Unidentified Facelinid sp. #7
|Maximum size: 5-6 mm.
has a translucent-cream body with slender cerata, long rhinophores and
long cephalic tentacles. The foot corners appear to be short and acute
but attached to the remainder of the foot by a thin membrane. The
ceratal cores are golden-brown and there are scattered iridescent-white
patches on the cerata and body. Iridescent-white pigment is also
concentrated on the upper surfaces of the rhinophores and cephalic
Cnidosacs appear to be present. It bears some similarity to Godiva sp. #1 but lacks the blue pigment of that species. Also, its cerata don't appear to be arranged in well-defined clusters.
facelinid sp. #7 is known from three animals found crawling, by day, on
open sand at a depth of 8-12 m (27-40 ft). It buries itself in the sand,
if disturbed (or, when seeking food?). (Note 1)
Distribution: Big Island.
Taxonomic notes: At first glance, it bears some similarity to Godiva
but the genus remains uncertain pending further material (the family remains uncertain, as well...). It was first
recorded in Hawaii off Kua Bay, Big Island by Celeste Spangler on June
Photo: Randall Spangler:
5-6 mm: found by Celeste Spangler; off Kua Bay, Big Island; June 3, 2017.
Observations and comments:
1: Marketa Murray reported that her
pair buried themselves, reemerged, then buried themselves again while
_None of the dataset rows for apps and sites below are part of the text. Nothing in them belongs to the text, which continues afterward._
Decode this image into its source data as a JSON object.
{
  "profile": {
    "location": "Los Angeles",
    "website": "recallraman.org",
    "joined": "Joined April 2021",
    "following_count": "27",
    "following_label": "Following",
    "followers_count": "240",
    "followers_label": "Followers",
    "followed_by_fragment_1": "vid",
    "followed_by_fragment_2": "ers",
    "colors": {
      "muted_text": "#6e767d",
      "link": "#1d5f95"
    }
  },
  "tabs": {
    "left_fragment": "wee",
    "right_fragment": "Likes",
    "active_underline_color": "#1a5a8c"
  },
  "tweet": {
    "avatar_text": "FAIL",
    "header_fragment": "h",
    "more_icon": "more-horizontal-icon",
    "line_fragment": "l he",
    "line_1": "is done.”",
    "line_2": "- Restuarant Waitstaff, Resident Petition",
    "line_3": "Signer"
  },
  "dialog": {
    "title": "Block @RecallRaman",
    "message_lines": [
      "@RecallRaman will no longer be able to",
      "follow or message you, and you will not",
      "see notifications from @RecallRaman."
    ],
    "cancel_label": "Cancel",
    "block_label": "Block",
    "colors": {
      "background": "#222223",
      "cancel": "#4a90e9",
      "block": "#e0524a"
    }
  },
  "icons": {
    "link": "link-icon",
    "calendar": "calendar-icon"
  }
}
observed. Perhaps, this is a variable response to disturbance/threat.
Or, maybe excavating for buried food (retracted hydroids?).